Though Galen Weston Jr. may have stepped back from his role as Loblaws CEO, to many, he still represents Canada’s runaway grocery prices and troublesome grocery oligopoly, given his position at Loblaw Companies Ltd.’s parent company, George Weston Ltd.
Now CEO and chairman of the supermarket giant named for his great-grandfather, the younger Weston has just announced the company’s latest fiscal results, which, surprisingly, don’t appear as rosy as those recently reported by Loblaws Companies Ltd. specifically or competitor Metro.
— blogTO (@blogTO) August 2, 2023
While profits for the 16-week period ending October 7, 2023 was up just over five per cent year-over-year — hitting a whopping $18.4 billion — net earnings available to shareholders were down a substantial 31 per cent, or $279 million versus the same time last year.
This drop was is not to do with a lack of grocery sales, though, but is instead being blamed on one-time value adjustments on the investment properties George Weston’s has through the Choice Properties Real Estate Investment Trust.
The figure would have been even worse if it weren’t for the performance of Loblaws stores, which Weston said “delivered another quarter of strong operational and financial results.”

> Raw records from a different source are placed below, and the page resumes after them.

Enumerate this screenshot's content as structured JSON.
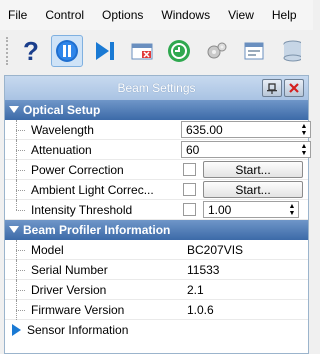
{
  "menu": {
    "items": [
      {
        "id": "file",
        "label": "File"
      },
      {
        "id": "control",
        "label": "Control"
      },
      {
        "id": "options",
        "label": "Options"
      },
      {
        "id": "windows",
        "label": "Windows"
      },
      {
        "id": "view",
        "label": "View"
      },
      {
        "id": "help",
        "label": "Help"
      }
    ]
  },
  "toolbar": {
    "buttons": [
      {
        "name": "help-icon",
        "pressed": false
      },
      {
        "name": "pause-icon",
        "pressed": true
      },
      {
        "name": "play-step-icon",
        "pressed": false
      },
      {
        "name": "close-window-icon",
        "pressed": false
      },
      {
        "name": "green-circle-icon",
        "pressed": false
      },
      {
        "name": "gears-icon",
        "pressed": false
      },
      {
        "name": "report-icon",
        "pressed": false
      },
      {
        "name": "database-icon",
        "pressed": false
      }
    ]
  },
  "panel": {
    "title": "Beam Settings",
    "categories": [
      {
        "label": "Optical Setup",
        "rows": [
          {
            "name": "Wavelength",
            "type": "spin",
            "value": "635.00"
          },
          {
            "name": "Attenuation",
            "type": "spin",
            "value": "60"
          },
          {
            "name": "Power Correction",
            "type": "check-button",
            "button": "Start..."
          },
          {
            "name": "Ambient Light Correc...",
            "type": "check-button",
            "button": "Start..."
          },
          {
            "name": "Intensity Threshold",
            "type": "check-spin",
            "value": "1.00"
          }
        ]
      },
      {
        "label": "Beam Profiler Information",
        "rows": [
          {
            "name": "Model",
            "value": "BC207VIS"
          },
          {
            "name": "Serial Number",
            "value": "11533"
          },
          {
            "name": "Driver Version",
            "value": "2.1"
          },
          {
            "name": "Firmware Version",
            "value": "1.0.6"
          }
        ]
      }
    ],
    "sub_item": "Sensor Information"
  },
  "colors": {
    "category_bar": "#3c6aa8",
    "title_bar": "#a9c3e3",
    "accent_blue": "#1a7ad4"
  }
}
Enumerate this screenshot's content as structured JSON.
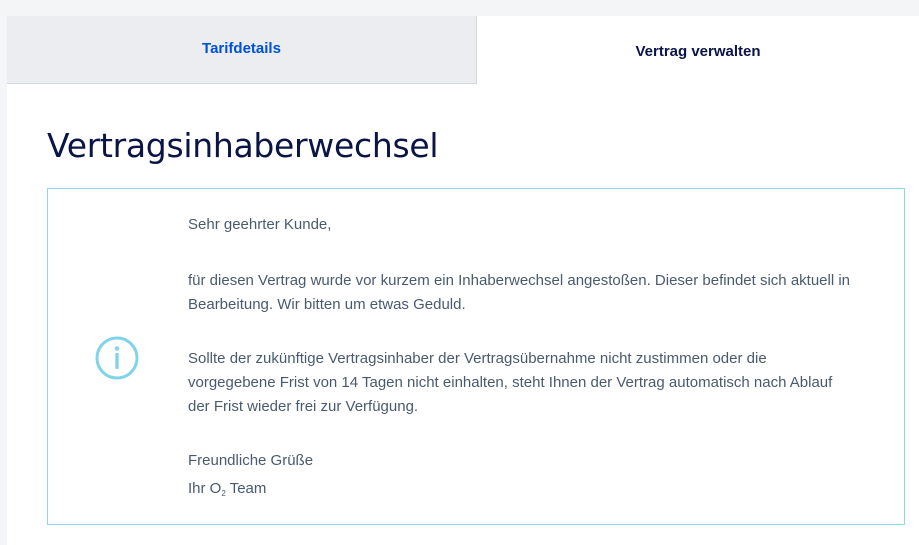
{
  "tabs": [
    {
      "label": "Tarifdetails",
      "active": false
    },
    {
      "label": "Vertrag verwalten",
      "active": true
    }
  ],
  "page": {
    "title": "Vertragsinhaberwechsel"
  },
  "notice": {
    "icon": "info-circle-icon",
    "greeting": "Sehr geehrter Kunde,",
    "paragraph1": "für diesen Vertrag wurde vor kurzem ein Inhaberwechsel angestoßen. Dieser befindet sich aktuell in Bearbeitung. Wir bitten um etwas Geduld.",
    "paragraph2": "Sollte der zukünftige Vertragsinhaber der Vertragsübernahme nicht zustimmen oder die vorgegebene Frist von 14 Tagen nicht einhalten, steht Ihnen der Vertrag automatisch nach Ablauf der Frist wieder frei zur Verfügung.",
    "closing": "Freundliche Grüße",
    "signature_prefix": "Ihr O",
    "signature_subscript": "2",
    "signature_suffix": " Team"
  },
  "colors": {
    "active_tab_text": "#0a1446",
    "inactive_tab_text": "#0050dc",
    "notice_border": "#8fd8ea",
    "info_icon": "#7fd3ea"
  }
}
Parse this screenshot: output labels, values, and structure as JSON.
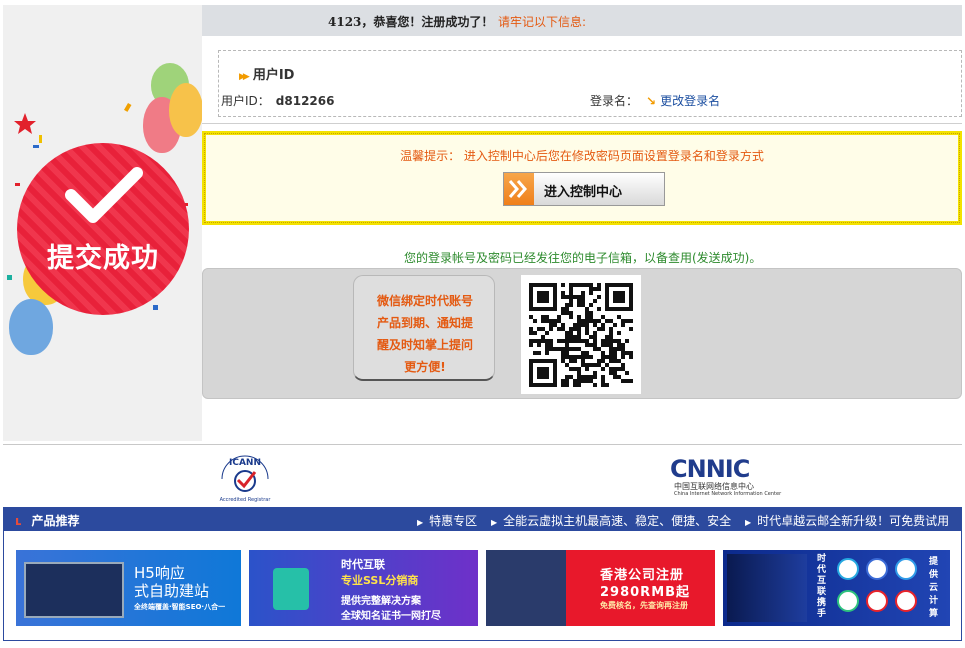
{
  "header": {
    "main_text": "4123，恭喜您！注册成功了！",
    "note_text": "请牢记以下信息:"
  },
  "seal": {
    "text": "提交成功"
  },
  "account": {
    "section_title": "用户ID",
    "uid_label": "用户ID：",
    "uid_value": "d812266",
    "login_label": "登录名：",
    "change_link": "更改登录名"
  },
  "tip": {
    "text": "温馨提示：  进入控制中心后您在修改密码页面设置登录名和登录方式",
    "button_label": "进入控制中心"
  },
  "mail_note": "您的登录帐号及密码已经发往您的电子信箱，以备查用(发送成功)。",
  "wechat": {
    "lines": [
      "微信绑定时代账号",
      "产品到期、通知提",
      "醒及时知掌上提问",
      "更方便!"
    ]
  },
  "logos": {
    "icann_word": "ICANN",
    "icann_sub": "Accredited Registrar",
    "cnnic_word": "CNNIC",
    "cnnic_cn": "中国互联网络信息中心",
    "cnnic_en": "China Internet Network Information Center"
  },
  "products": {
    "title": "产品推荐",
    "links": [
      "特惠专区",
      "全能云虚拟主机最高速、稳定、便捷、安全",
      "时代卓越云邮全新升级！可免费试用"
    ],
    "banners": [
      {
        "line1": "H5响应",
        "line2": "式自助建站",
        "line3": "全终端覆盖·智能SEO·八合一"
      },
      {
        "line1": "时代互联",
        "line2": "专业SSL分销商",
        "line3": "提供完整解决方案",
        "line4": "全球知名证书一网打尽"
      },
      {
        "line1": "香港公司注册",
        "line2": "2980RMB起",
        "line3": "免费核名，先查询再注册"
      },
      {
        "side1": "时代互联携手",
        "side2": "提供云计算"
      }
    ]
  },
  "colors": {
    "accent_orange": "#e45a12",
    "link_blue": "#1b4ea0",
    "success_green": "#2e8b2e",
    "product_bar": "#2c4a9e",
    "tip_border": "#f3e200"
  }
}
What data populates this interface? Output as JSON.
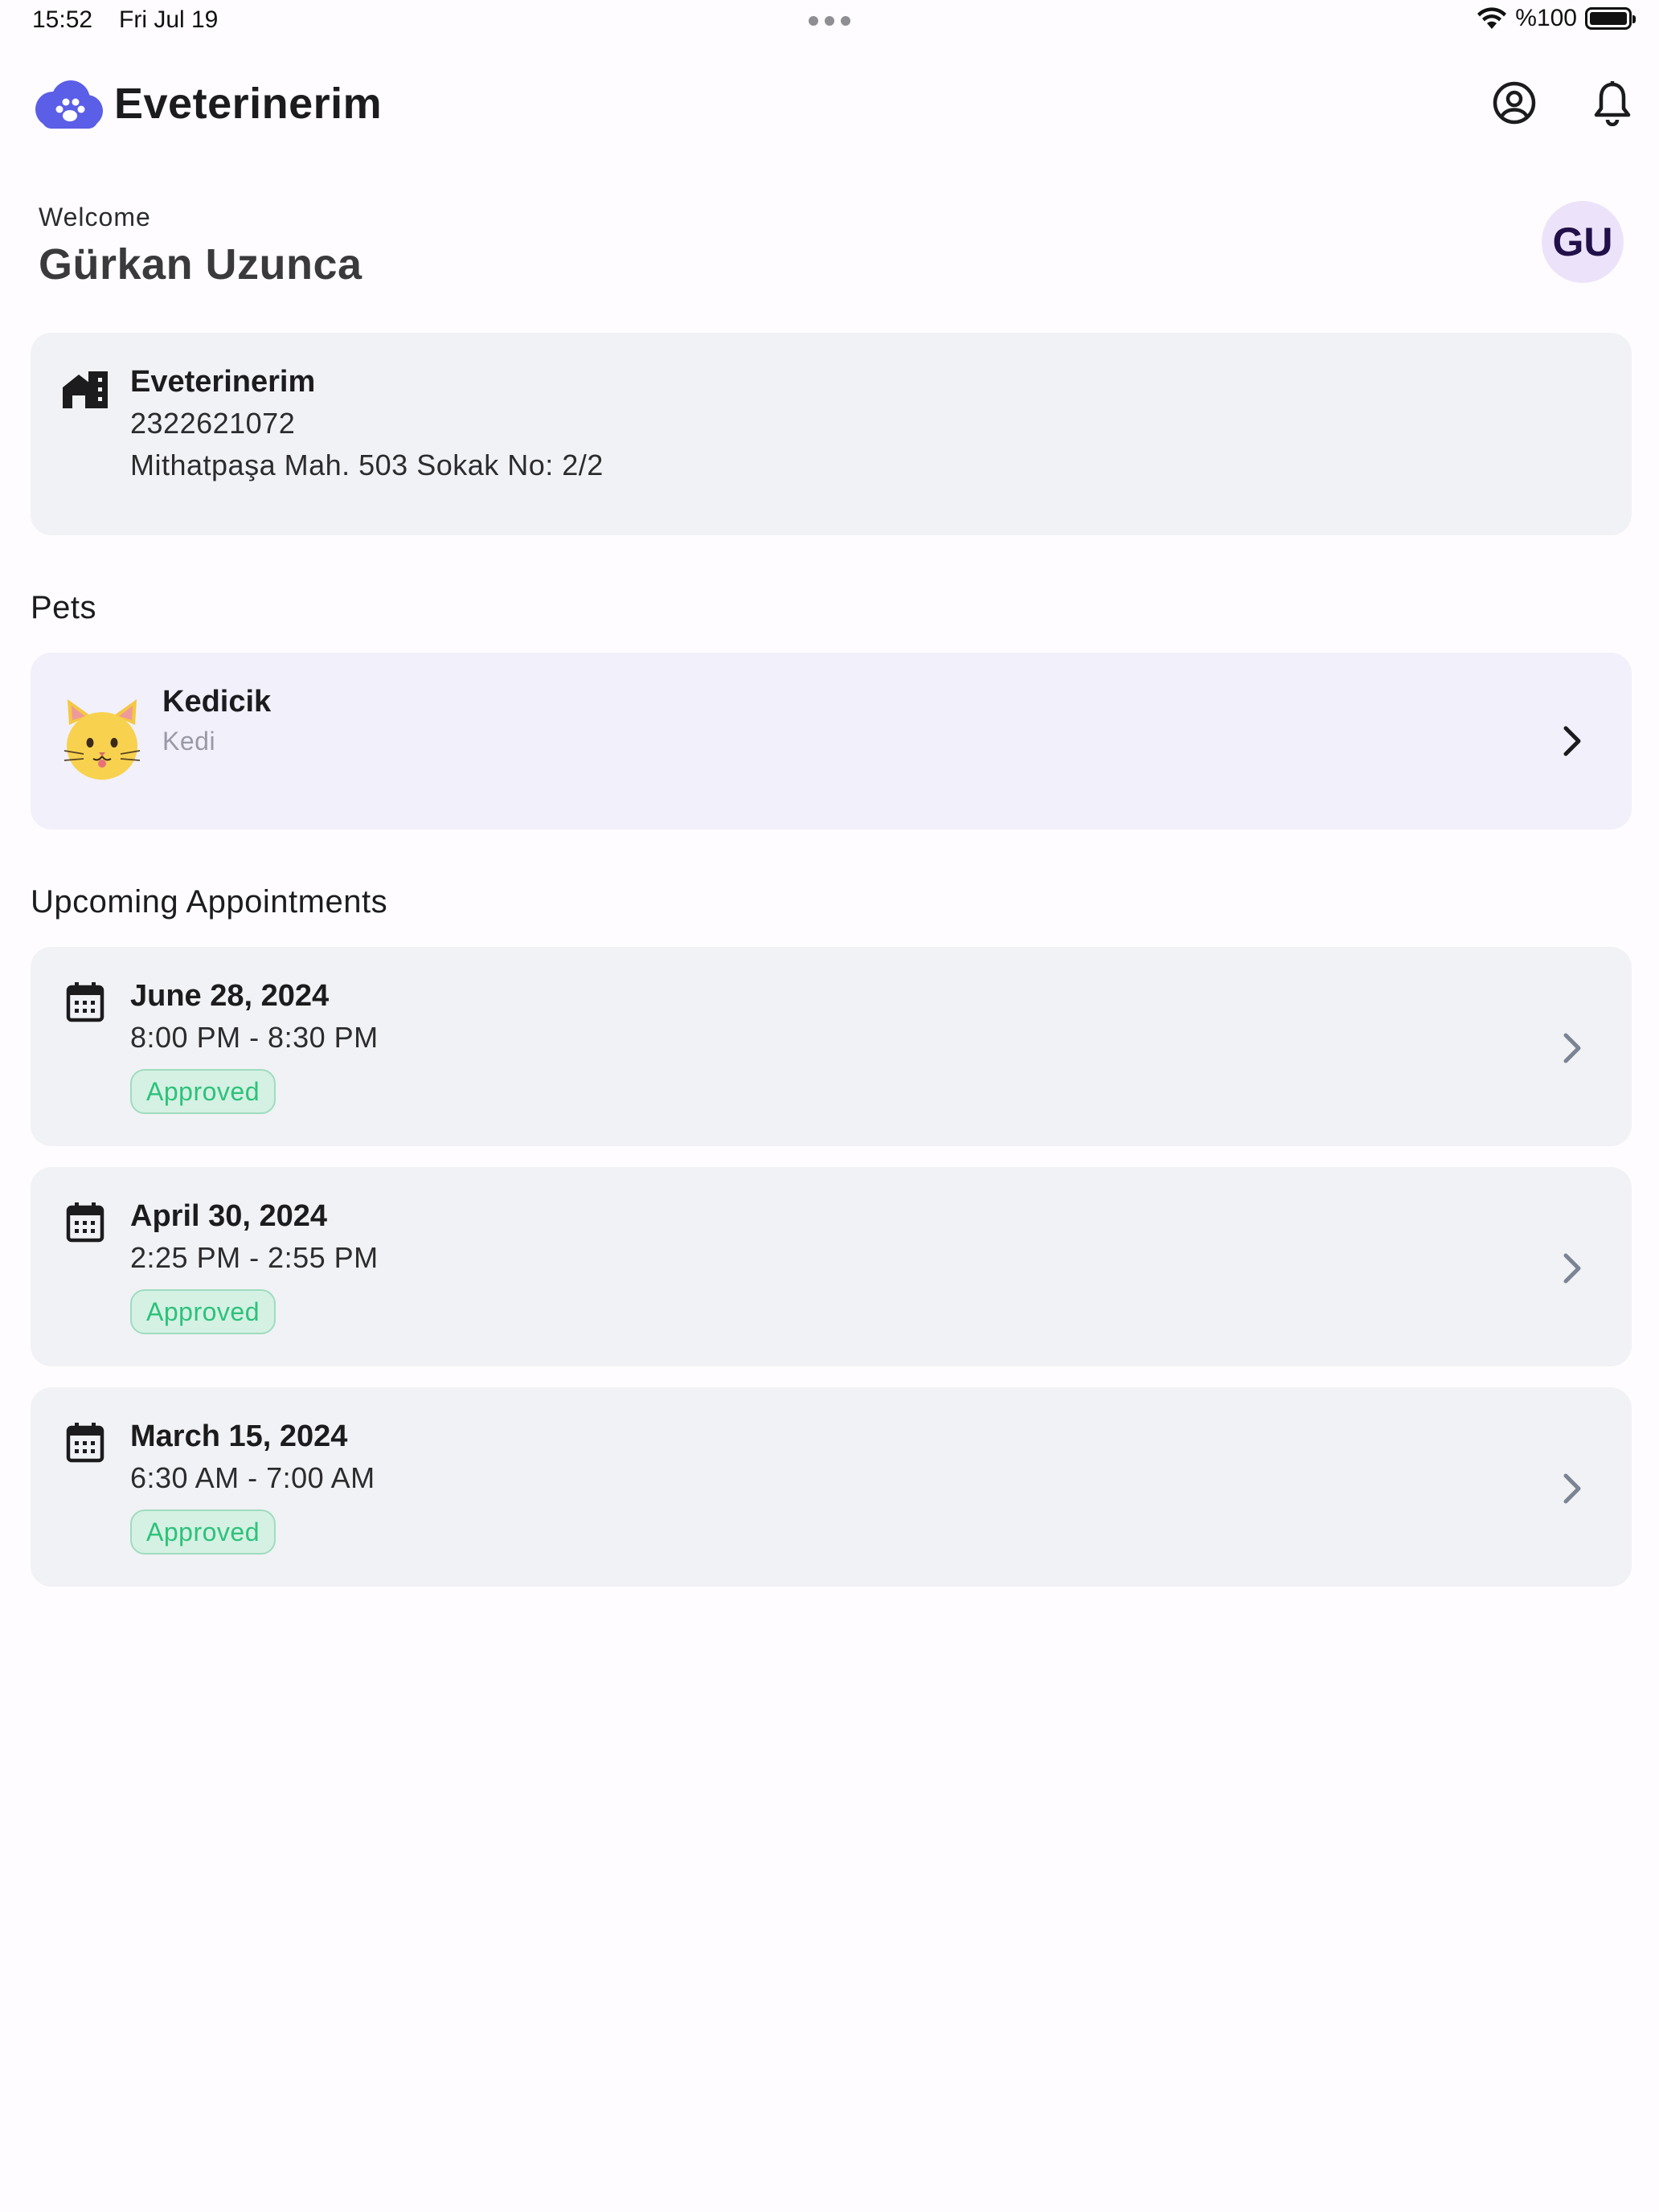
{
  "status_bar": {
    "time": "15:52",
    "date": "Fri Jul 19",
    "battery": "%100"
  },
  "header": {
    "app_title": "Eveterinerim",
    "logo_icon": "paw-cloud-logo",
    "profile_icon": "user-circle-icon",
    "notification_icon": "bell-icon",
    "brand_color": "#5b5ee6"
  },
  "welcome": {
    "label": "Welcome",
    "name": "Gürkan Uzunca",
    "initials": "GU"
  },
  "clinic": {
    "icon": "building-icon",
    "name": "Eveterinerim",
    "phone": "2322621072",
    "address": "Mithatpaşa Mah. 503 Sokak No: 2/2"
  },
  "pets": {
    "section_title": "Pets",
    "items": [
      {
        "name": "Kedicik",
        "type": "Kedi",
        "icon": "cat-face-icon"
      }
    ]
  },
  "appointments": {
    "section_title": "Upcoming Appointments",
    "items": [
      {
        "date": "June 28, 2024",
        "time": "8:00 PM - 8:30 PM",
        "status": "Approved"
      },
      {
        "date": "April 30, 2024",
        "time": "2:25 PM - 2:55 PM",
        "status": "Approved"
      },
      {
        "date": "March 15, 2024",
        "time": "6:30 AM - 7:00 AM",
        "status": "Approved"
      }
    ],
    "status_color": "#2cc27a"
  }
}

As noted in a release on the results, earnings were largely focused in beauty product and prescriptions sales via Shoppers Drug Mart, as well as, of course, food sales at Weston’s various grocery arms.
While sales in these areas increased, so did costs, which were attributed to “targeted promotional investment” and also an increase in inventory lost to theft and by other means — which explains why Loblaw’s brands have been ramping up security measures.
I still don’t understand how Weston fraudulently rob the people and made off with as little as a slap on the wrist.
— Captain Kvetch (@CaptainKvetch_) July 29, 2023
As shoppers continue to stress about expenses during the cost of living crisis, Loblaw Companies Ltd.’s discount stores, such as No Frills, are seeing more business, prompting the conglomerate to continue to invest in more of these types of outlets.
While it is now common knowledge that grocery items have been seeing higher price escalations than headline inflation, Weston execs were sure to deflect any accusations of price-gouging by stating that “increased investments to lower food prices were reflected in Loblaw’s internal food inflation, which was lower than Canada’s food CPI.”
Still, even with the net earnings on the decline (that is, net earnings available to common shareholders after taxes and payments of dividends to preferred shareholders), the release states that “higher sales and ongoing cost control initiatives drove adjusted net earnings growth in the quarter,” with a $13 million increase (2.8 per cent) in this figure from October 2022.